[Stored items]
==================================================

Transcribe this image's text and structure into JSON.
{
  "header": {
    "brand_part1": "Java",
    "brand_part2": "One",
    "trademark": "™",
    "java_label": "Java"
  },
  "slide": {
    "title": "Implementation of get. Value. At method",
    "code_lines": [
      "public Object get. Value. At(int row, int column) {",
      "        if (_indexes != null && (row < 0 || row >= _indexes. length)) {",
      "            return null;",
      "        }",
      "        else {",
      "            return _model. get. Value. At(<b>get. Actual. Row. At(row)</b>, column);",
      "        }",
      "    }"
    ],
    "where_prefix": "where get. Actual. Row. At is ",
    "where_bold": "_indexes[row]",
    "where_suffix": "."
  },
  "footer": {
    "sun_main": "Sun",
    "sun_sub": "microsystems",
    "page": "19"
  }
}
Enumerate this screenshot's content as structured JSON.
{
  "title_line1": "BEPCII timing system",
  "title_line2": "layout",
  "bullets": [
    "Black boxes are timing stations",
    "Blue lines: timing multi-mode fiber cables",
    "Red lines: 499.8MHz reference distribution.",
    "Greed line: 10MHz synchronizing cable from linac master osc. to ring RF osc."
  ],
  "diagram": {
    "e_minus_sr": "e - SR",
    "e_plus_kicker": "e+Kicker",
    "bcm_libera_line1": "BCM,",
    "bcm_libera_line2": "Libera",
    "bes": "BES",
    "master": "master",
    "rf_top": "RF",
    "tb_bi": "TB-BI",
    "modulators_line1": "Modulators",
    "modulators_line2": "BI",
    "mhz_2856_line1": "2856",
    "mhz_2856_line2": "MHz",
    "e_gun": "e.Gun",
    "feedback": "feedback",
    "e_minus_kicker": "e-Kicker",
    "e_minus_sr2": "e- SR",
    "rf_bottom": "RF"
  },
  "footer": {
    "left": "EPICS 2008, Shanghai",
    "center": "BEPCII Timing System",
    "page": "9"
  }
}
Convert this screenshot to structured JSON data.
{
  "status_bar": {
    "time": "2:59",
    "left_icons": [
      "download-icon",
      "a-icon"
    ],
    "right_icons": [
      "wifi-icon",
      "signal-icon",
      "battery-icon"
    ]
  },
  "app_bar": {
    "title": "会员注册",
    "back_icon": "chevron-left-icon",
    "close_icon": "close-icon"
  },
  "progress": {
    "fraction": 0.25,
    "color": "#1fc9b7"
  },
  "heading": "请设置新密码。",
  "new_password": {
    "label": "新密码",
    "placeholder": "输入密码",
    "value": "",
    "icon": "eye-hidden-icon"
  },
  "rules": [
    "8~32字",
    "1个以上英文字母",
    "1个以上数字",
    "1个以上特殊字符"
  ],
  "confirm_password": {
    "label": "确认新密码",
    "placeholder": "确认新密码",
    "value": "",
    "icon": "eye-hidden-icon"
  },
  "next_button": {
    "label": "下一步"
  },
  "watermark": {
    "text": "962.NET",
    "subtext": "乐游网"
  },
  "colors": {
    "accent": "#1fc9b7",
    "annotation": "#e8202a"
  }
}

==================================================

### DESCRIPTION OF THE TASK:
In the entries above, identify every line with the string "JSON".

### ANSWER BELOW:
Transcribe this image's text and structure into JSON.
Enumerate this screenshot's content as structured JSON.
Convert this screenshot to structured JSON data.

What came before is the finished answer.